private between the person and God.  He who satisfies the terms of the
sacrament, receives that grace.  In the case of the sacrament of
Confession, the recipient who is sorry for his sins, offenses against
his conscience and his God, receives the grace of absolution of them;
the penitent's promise to avoid sin thereafter includes his willingness
to make restitution to the individual or individuals harmed and (I
believe) to surrender in private those goods and privileges that he has
received through his sin or sins.  I am *sure* this is so in the case of
a person who has attempted marriage with the wife or husband of someone
, he or she has murdered; the marriage is, by that very fact, illicit
and invalid and can never exist. (Claudius touches on this in his
soliloquy).  Restitution to the family of the slain or otherwise harmed
is also required - to the degree that it is possible, and possible
without endangering one's liberty. (The very old system of *weregild*
was a form of this, wasn't it?  Although that was a public, legal
arrangement, where the terms of private penance coincided with the
correction made through  public law.) .

>2 -- I am not persuaded that by saying "the right Christian thing to do"
>CSL meant "the thing required by the terms etc." Presumably the latter
>is an example of the former, but the former may exist without being
>explicitly referred to in the latter.
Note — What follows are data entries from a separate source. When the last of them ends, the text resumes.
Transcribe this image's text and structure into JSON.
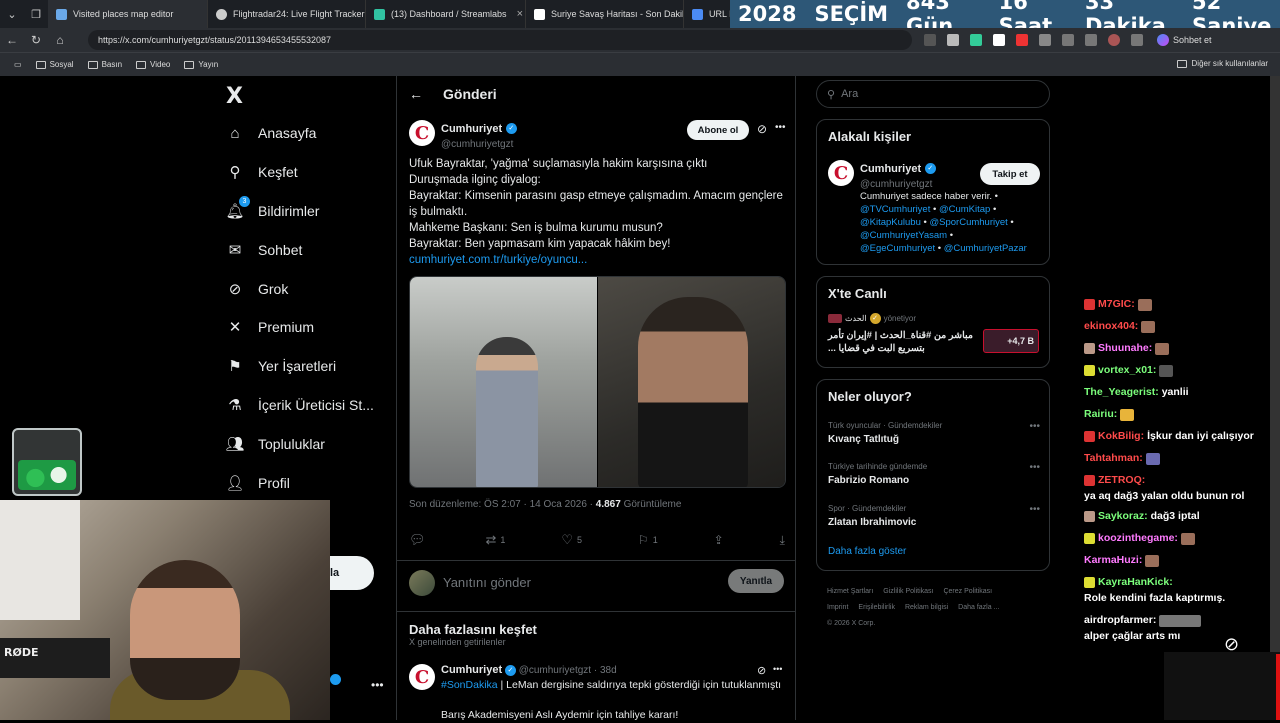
{
  "browser": {
    "tabs": [
      {
        "title": "Visited places map editor",
        "color": "#6aa9e9"
      },
      {
        "title": "Flightradar24: Live Flight Tracker -",
        "color": "#cccccc"
      },
      {
        "title": "(13) Dashboard / Streamlabs",
        "color": "#31c3a2"
      },
      {
        "title": "Suriye Savaş Haritası - Son Dakika",
        "color": "#ffffff"
      },
      {
        "title": "URL N",
        "color": "#4b8bf4"
      }
    ],
    "url": "https://x.com/cumhuriyetgzt/status/2011394653455532087",
    "chat_label": "Sohbet et",
    "bookmarks": [
      "Sosyal",
      "Basın",
      "Video",
      "Yayın"
    ],
    "other_bookmarks": "Diğer sık kullanılanlar"
  },
  "countdown": {
    "year": "2028",
    "label": "SEÇİM",
    "days": "843 Gün",
    "hours": "16 Saat",
    "minutes": "33 Dakika",
    "seconds": "52 Saniye"
  },
  "nav": {
    "logo": "X",
    "items": [
      {
        "label": "Anasayfa",
        "icon": "home-icon"
      },
      {
        "label": "Keşfet",
        "icon": "search-icon"
      },
      {
        "label": "Bildirimler",
        "icon": "bell-icon",
        "badge": "3"
      },
      {
        "label": "Sohbet",
        "icon": "mail-icon"
      },
      {
        "label": "Grok",
        "icon": "grok-icon"
      },
      {
        "label": "Premium",
        "icon": "x-icon"
      },
      {
        "label": "Yer İşaretleri",
        "icon": "bookmark-icon"
      },
      {
        "label": "İçerik Üreticisi St...",
        "icon": "flask-icon"
      },
      {
        "label": "Topluluklar",
        "icon": "people-icon"
      },
      {
        "label": "Profil",
        "icon": "user-icon"
      }
    ],
    "post_button": "la"
  },
  "post": {
    "header": "Gönderi",
    "author": "Cumhuriyet",
    "handle": "@cumhuriyetgzt",
    "subscribe": "Abone ol",
    "lines": [
      "Ufuk Bayraktar, 'yağma' suçlamasıyla hakim karşısına çıktı",
      "Duruşmada ilginç diyalog:",
      "Bayraktar: Kimsenin parasını gasp etmeye çalışmadım. Amacım gençlere iş bulmaktı.",
      "Mahkeme Başkanı: Sen iş bulma kurumu musun?",
      "Bayraktar: Ben yapmasam kim yapacak hâkim bey!"
    ],
    "link": "cumhuriyet.com.tr/turkiye/oyuncu...",
    "meta_edited": "Son düzenleme: ÖS 2:07 · 14 Oca 2026 ·",
    "views": "4.867",
    "views_label": "Görüntüleme",
    "stats": {
      "replies": "",
      "reposts": "1",
      "likes": "5",
      "bookmarks": "1"
    },
    "reply_placeholder": "Yanıtını gönder",
    "reply_button": "Yanıtla"
  },
  "discover": {
    "title": "Daha fazlasını keşfet",
    "subtitle": "X genelinden getirilenler",
    "tweet": {
      "author": "Cumhuriyet",
      "handle": "@cumhuriyetgzt",
      "time": "· 38d",
      "hashtag": "#SonDakika",
      "text": " | LeMan dergisine saldırıya tepki gösterdiği için tutuklanmıştı",
      "text2": "Barış Akademisyeni Aslı Aydemir için tahliye kararı!"
    }
  },
  "right": {
    "search_placeholder": "Ara",
    "related": {
      "title": "Alakalı kişiler",
      "name": "Cumhuriyet",
      "handle": "@cumhuriyetgzt",
      "follow": "Takip et",
      "bio": "Cumhuriyet sadece haber verir. •",
      "mentions": [
        "@TVCumhuriyet",
        "@CumKitap",
        "@KitapKulubu",
        "@SporCumhuriyet",
        "@CumhuriyetYasam",
        "@EgeCumhuriyet",
        "@CumhuriyetPazar"
      ]
    },
    "live": {
      "title": "X'te Canlı",
      "host": "الحدث",
      "host_status": "yönetiyor",
      "text": "مباشر من #قناة_الحدث | #إيران تأمر بتسريع البت في قضايا ...",
      "count": "+4,7 B"
    },
    "trends": {
      "title": "Neler oluyor?",
      "items": [
        {
          "category": "Türk oyuncular · Gündemdekiler",
          "name": "Kıvanç Tatlıtuğ"
        },
        {
          "category": "Türkiye tarihinde gündemde",
          "name": "Fabrizio Romano"
        },
        {
          "category": "Spor · Gündemdekiler",
          "name": "Zlatan Ibrahimovic"
        }
      ],
      "show_more": "Daha fazla göster"
    },
    "footer": [
      "Hizmet Şartları",
      "Gizlilik Politikası",
      "Çerez Politikası",
      "Imprint",
      "Erişilebilirlik",
      "Reklam bilgisi",
      "Daha fazla ...",
      "© 2026 X Corp."
    ]
  },
  "chat": [
    {
      "user": "M7GIC:",
      "msg": "",
      "color": "#ff4b4b"
    },
    {
      "user": "ekinox404:",
      "msg": "",
      "color": "#ff4b4b"
    },
    {
      "user": "Shuunahe:",
      "msg": "",
      "color": "#ff7bff"
    },
    {
      "user": "vortex_x01:",
      "msg": "",
      "color": "#7cff7c"
    },
    {
      "user": "The_Yeagerist:",
      "msg": "yanlii",
      "color": "#7cff7c"
    },
    {
      "user": "Rairiu:",
      "msg": "",
      "color": "#7cff7c"
    },
    {
      "user": "KokBilig:",
      "msg": "İşkur dan iyi çalışıyor",
      "color": "#ff4b4b"
    },
    {
      "user": "Tahtahman:",
      "msg": "",
      "color": "#ff4b4b"
    },
    {
      "user": "ZETROQ:",
      "msg": "ya aq dağ3 yalan oldu bunun rol",
      "color": "#ff4b4b"
    },
    {
      "user": "Saykoraz:",
      "msg": "dağ3 iptal",
      "color": "#7cff7c"
    },
    {
      "user": "koozinthegame:",
      "msg": "",
      "color": "#ff7bff"
    },
    {
      "user": "KarmaHuzi:",
      "msg": "",
      "color": "#ff7bff"
    },
    {
      "user": "KayraHanKick:",
      "msg": "Role kendini fazla kaptırmış.",
      "color": "#7cff7c"
    },
    {
      "user": "airdropfarmer:",
      "msg": "alper çağlar arts mı",
      "color": "#ffffff"
    }
  ],
  "webcam": {
    "mic_brand": "RØDE"
  },
  "colors": {
    "accent": "#1d9bf0",
    "countdown_bg": "#2d5777",
    "brand_red": "#c8102e"
  }
}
[The very association of "Christian" with the idea of submission to the
public police is the telling error.]

>3 -- It strikes me that "private, secret restitution" is often
>impossible, and not just in the case of murder or other violent crimes
>(such as rape or torture) where you can never restore what has been
>taken or damaged. Suppose you are the CEO of a large corporation who
>mishandles billions of dollars entrusted to you by your employees (much
>of their life savings, in fact), squanders it on worthless investments
>while paying yourself an exorbitant and wholly unjustifiable salary.
>What is "the right Christian thing" for such a man to do? (And what are
>the odds that he'll do it? )

[His getting right with his conscience (his "resident" Image of God)
requires it, to the degree that it is possible. The Law may allow him to
escape public punishment and make off with millions; his conscience
should not - although, of course, it may, in which case we judge that he
is rather seriously defective morally. Here is a perfect example of the
distinction that occurs between Law and Morality - and our common acute
consciousness of that distinction, a distinction we otherwise so often
ignore. ]
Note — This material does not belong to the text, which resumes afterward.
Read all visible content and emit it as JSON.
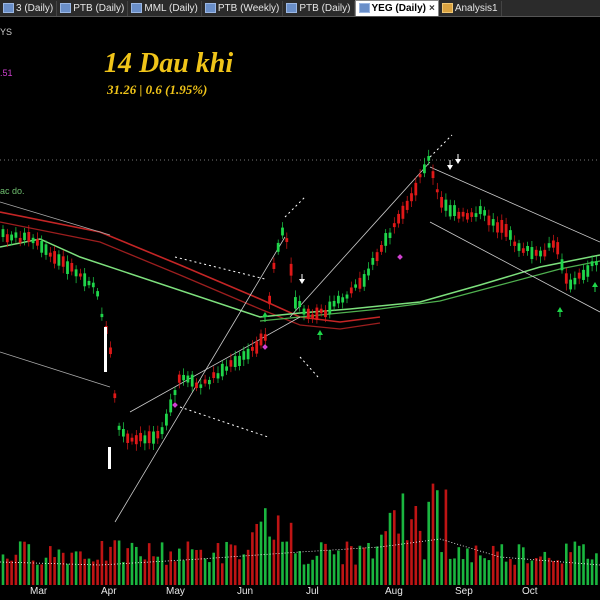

>I am always reminded of Claudius on his knees, wanting to pray and
>failing. It is one of my definitive examples of the difference between
>remorse and repentance, between the ugly, disgusted feeling you get
>about yourself when some crime or sin or sneaky trick has come back to
>haunt you, and the need to expunge the sin by dealing with it head-on.
>Claudius is a cold-blooded murderer.  That fact cannot be undone by
>"private, secret restitution." It cannot be undone by specious praying.
>He knows it and tells us so. What is the "right Christian thing" for him
>to do? What could he possibly do except to "give [him]self up to the
>police and be hanged"?

[Claudius tells us clearly the terms for his forgiveness, terms he
cannot manage: the surrender of his crown and his queen. Unable to give
these up, he accepts his evil condition and notes that "my words fly up,
my thoughts remain below."  What could he do to set matters as straight
as possible without endangering his liberty? He could abdicate and have
no further congress with his wife, probably enter a monastery. He need
never tell anyone why, never make public his sin, his crime.  That he is
very unlikely to do this is nothing to the point of its availability.]

         [L. Swilley]

_______________________________________________________________
S H A K S P E R: The Global Shakespeare Discussion List
Hardy M. Cook, 
 This e-mail address is being protected from spambots. You need JavaScript enabled to view it
 
The S H A K S P E R Web Site <http://www.shaksper.net>

DISCLAIMER: Although SHAKSPER is a moderated discussion list, the
opinions expressed on it are the sole property of the poster, and the
editor assumes no responsibility for them.
 

©2011 Hardy Cook. All rights reserved.